The mid-twentieth century marked an unprecedented era in the science of nutrition, a revolution in our understanding of food and health that was largely spearheaded by one man: Dr. Royal Lee. Now you can relive this journey of discovery with Lectures of Dr. Royal Lee, Volume I, a select treasury of Lee’s most notable talks, dating from 1940 to 1963.
These were the early days of fake nutrition, when the public was first introduced to synthetic vitamins, butter substitutes, and processed foods of all kinds. Unsurprisingly, this shift away from real food coincided with skyrocketing rates of so-called “diseases of civilization.” Powerful food interests and the medical community called it a coincidence. But here’s what Lee had to say on the matter:
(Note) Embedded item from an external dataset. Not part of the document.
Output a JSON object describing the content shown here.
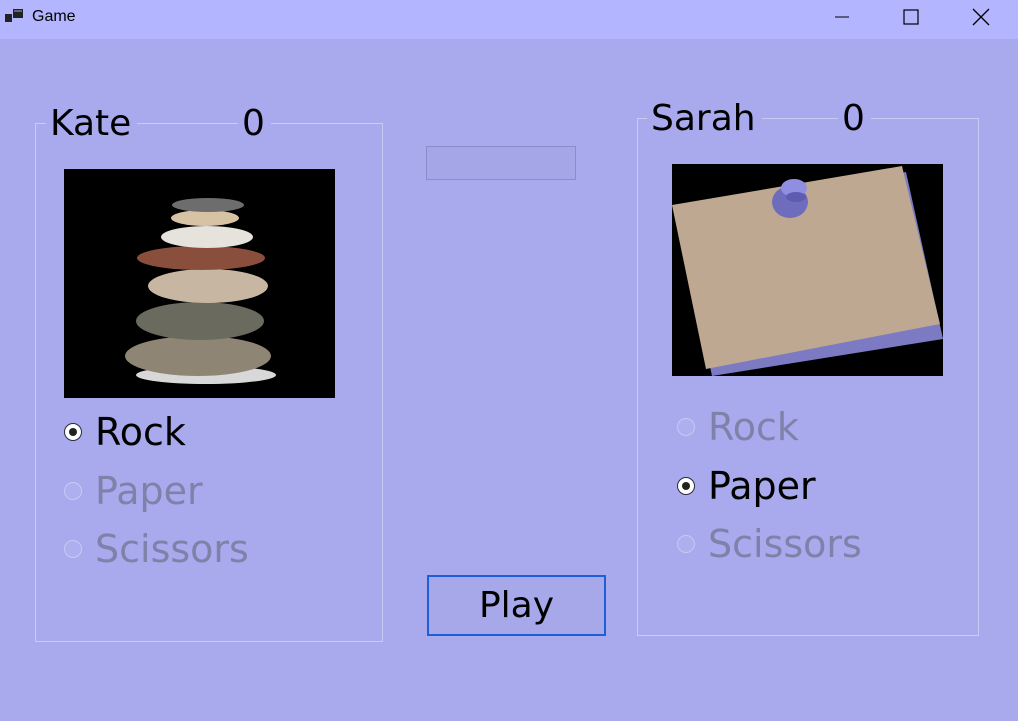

Can a single substance be a vitamin? Yes, just as a single substance can be a carbohydrate, or a protein. But it is very poor nutritional practice to feed single factors of a natural complex as a substitute for the entire complex, whether it be vitamins, carbohydrates, proteins, or fats. Cane sugar is no reasonable substitute for potatoes, gelatin for beefsteak, or Crisco for butter. Condoning and recommending such practices is a serious responsibility, by which the ignorance of the so called “healing professions” has brought the standards of health of the civilized countries to their lowest levels in history.
Straight talk from the greatest nutritionist of the twentieth century. Dr. Lee’s work has been bolstered by an ever-growing body of research, and his observations continue to guide those who study the clinical application of nutrition.
Experience the urgency and import of these talks—highlights from the remarkable life and enduring work of the foremost nutritionist of the twentieth century. And now these lectures are more accessible to modern readers than ever.